G2 Crowd is releasing its third quarterly research report: Crowd Views. The first two focused on “Solving the Talent Crisis” and “Solving Common Enterprise Problems.” This edition is about small business and the technology they use to solve their problems. The goal of this edition of Crowd Views is to help other small businesses understand what their peers are using to solve business problems. This is the eighth blog in our 10-part series about these small-business insights.
The third edition of Crowd Views had small-business employees provide insight into their most and least successful marketing channels in 2016. Unexpectedly, the most and least successful channel was one and the same.
Facebook was named the most successful marketing channel in 2016 by 38 percent of respondents. But Facebook was also named the least successful marketing channel in 2016 by 29 percent of respondents. Eighty percent of overall respondents indicated using Facebook regularly — at least once a month — for marketing purposes.
To make sense of this, we have to understand the variables marketers and other employees consider when determining a channel’s “success.” One of these variables is audience size. Advertisers want to be sure their campaigns can reach a wide scope of consumers. With an average active user base of 1.32 billion people, it’s easy to understand why Facebook would be a natural choice.
On a blog published on BuzzSumo, Facebook marketing expert Mari Smith answers common questions for Facebook marketing strategies. One of these questions is whether it’s worthwhile to develop a Facebook presence even if you’re selling to smaller retailers.
Partnering with and advertising on Facebook can mean more targeted campaigns geared toward users who are more likely to convert.
“Given the absolute prevalence of Facebook in the daily lives of so many people, it makes sense for businesses to have a presence there,” Smith says. “The size and scope of that presence may be dictated by the resources you have available to devote to social marketing and by the ROI you see generated from Facebook. But…entertaining posts for a niche audience is a great place to start.”
In addition to a large audience, marketers want to make sure they’re reaching the right demographics — whether that’s age or generation, marital or parental status or location. Facebook has its own social media advertising network called Audience Network, which allows marketers to customize campaigns specific to Facebook. Having this freedom to build campaigns within the platform that are unique to a company’s target customers is a big incentive to this particular channel.

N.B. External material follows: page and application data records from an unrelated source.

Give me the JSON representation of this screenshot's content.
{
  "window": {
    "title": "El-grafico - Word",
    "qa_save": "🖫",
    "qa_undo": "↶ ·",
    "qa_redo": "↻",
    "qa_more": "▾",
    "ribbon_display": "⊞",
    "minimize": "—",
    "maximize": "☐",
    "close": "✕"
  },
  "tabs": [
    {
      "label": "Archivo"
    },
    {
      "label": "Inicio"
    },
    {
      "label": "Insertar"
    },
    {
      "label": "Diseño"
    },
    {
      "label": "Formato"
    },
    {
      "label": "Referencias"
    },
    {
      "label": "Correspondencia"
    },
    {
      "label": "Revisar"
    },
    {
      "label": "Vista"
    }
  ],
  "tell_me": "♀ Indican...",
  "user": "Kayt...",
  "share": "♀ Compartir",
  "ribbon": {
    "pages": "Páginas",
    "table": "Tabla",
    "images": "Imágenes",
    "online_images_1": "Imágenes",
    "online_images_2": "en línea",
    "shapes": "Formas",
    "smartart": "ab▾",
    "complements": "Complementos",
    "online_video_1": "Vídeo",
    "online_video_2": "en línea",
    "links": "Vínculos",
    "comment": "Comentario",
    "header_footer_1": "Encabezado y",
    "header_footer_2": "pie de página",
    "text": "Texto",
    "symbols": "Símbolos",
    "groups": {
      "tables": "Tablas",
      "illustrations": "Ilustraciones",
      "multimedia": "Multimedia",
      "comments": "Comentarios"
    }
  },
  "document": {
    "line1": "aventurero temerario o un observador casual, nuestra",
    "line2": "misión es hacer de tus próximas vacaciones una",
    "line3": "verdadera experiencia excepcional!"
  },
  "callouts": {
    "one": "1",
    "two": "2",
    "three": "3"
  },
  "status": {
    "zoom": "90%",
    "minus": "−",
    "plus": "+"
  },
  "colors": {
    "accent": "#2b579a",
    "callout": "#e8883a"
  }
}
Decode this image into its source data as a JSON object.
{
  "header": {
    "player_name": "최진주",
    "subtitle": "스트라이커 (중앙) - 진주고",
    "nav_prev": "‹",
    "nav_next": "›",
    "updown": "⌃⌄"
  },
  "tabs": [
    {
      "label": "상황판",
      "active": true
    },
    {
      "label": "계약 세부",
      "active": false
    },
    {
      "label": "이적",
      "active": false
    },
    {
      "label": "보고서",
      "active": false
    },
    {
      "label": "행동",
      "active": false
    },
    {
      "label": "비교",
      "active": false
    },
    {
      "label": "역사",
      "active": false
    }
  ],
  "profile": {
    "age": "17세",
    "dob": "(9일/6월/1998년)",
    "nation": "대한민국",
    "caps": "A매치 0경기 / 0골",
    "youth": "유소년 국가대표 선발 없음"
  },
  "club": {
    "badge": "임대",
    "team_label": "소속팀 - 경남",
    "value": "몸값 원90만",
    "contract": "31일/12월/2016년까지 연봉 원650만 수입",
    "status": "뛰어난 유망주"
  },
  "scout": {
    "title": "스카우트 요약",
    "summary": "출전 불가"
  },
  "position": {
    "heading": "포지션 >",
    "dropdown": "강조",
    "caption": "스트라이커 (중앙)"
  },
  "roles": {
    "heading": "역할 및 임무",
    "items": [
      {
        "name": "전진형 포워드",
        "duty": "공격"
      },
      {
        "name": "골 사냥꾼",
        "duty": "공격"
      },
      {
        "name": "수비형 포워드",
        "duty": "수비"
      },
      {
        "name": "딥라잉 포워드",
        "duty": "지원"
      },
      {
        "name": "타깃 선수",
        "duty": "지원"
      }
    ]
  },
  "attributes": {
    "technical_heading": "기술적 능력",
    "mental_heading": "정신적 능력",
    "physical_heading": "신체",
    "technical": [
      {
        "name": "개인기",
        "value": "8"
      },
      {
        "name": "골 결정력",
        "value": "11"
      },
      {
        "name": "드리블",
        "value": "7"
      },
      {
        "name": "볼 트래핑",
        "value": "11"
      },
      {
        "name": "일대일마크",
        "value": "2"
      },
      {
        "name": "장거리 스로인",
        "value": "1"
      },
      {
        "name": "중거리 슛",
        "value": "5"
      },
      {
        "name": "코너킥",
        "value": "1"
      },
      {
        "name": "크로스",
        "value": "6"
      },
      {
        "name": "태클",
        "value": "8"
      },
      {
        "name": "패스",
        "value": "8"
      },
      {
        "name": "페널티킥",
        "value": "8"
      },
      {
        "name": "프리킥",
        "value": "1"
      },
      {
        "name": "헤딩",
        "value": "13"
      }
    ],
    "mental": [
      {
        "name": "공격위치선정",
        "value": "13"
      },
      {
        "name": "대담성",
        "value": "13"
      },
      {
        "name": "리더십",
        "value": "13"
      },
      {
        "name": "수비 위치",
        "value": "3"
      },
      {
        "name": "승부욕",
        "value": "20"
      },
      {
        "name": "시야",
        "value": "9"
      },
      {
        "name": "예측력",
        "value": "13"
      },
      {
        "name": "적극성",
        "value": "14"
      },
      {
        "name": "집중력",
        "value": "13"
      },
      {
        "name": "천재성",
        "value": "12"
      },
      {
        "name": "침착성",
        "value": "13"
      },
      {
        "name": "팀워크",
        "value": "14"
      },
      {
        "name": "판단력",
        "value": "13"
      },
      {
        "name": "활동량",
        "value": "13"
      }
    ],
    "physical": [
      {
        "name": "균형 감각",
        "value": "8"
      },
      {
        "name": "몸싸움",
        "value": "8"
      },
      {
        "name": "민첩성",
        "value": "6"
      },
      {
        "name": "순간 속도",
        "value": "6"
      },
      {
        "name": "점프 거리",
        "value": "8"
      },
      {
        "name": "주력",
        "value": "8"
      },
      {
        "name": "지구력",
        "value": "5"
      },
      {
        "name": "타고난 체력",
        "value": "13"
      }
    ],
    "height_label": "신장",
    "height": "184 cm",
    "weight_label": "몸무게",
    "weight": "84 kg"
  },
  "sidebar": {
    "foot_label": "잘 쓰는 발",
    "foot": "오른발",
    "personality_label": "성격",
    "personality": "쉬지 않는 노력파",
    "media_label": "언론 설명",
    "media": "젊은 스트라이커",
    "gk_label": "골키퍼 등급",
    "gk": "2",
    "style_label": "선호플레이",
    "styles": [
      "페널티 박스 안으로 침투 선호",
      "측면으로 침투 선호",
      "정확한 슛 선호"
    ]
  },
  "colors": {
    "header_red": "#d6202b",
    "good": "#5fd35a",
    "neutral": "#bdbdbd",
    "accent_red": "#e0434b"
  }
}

Additionally, Facebook has a huge database of user information and search history. Partnering with and advertising on Facebook can mean more targeted campaigns geared toward users who are more likely to convert. Tools such as Facebook Analytics exist to provide insight into marketing campaigns on Facebook alone.
The ultimate determiners of whether a marketing strategy is worth continued pursuits are engagement and conversion rates. Are the advertisements placed on that particular website directly leading to conversions and revenue opportunities? This can be measured in clicks, page likes, video views and installations.
It’s possible users viewed Facebook as both a successful and unsuccessful marketing channel because it accomplished some of their goals while failing in others. Perhaps they had a large audience but little engagement. Or the right demographics but a low conversion rate. In order to decide on a marketing channel worth the effort, advertisers should research which channels perform well for like-minded companies.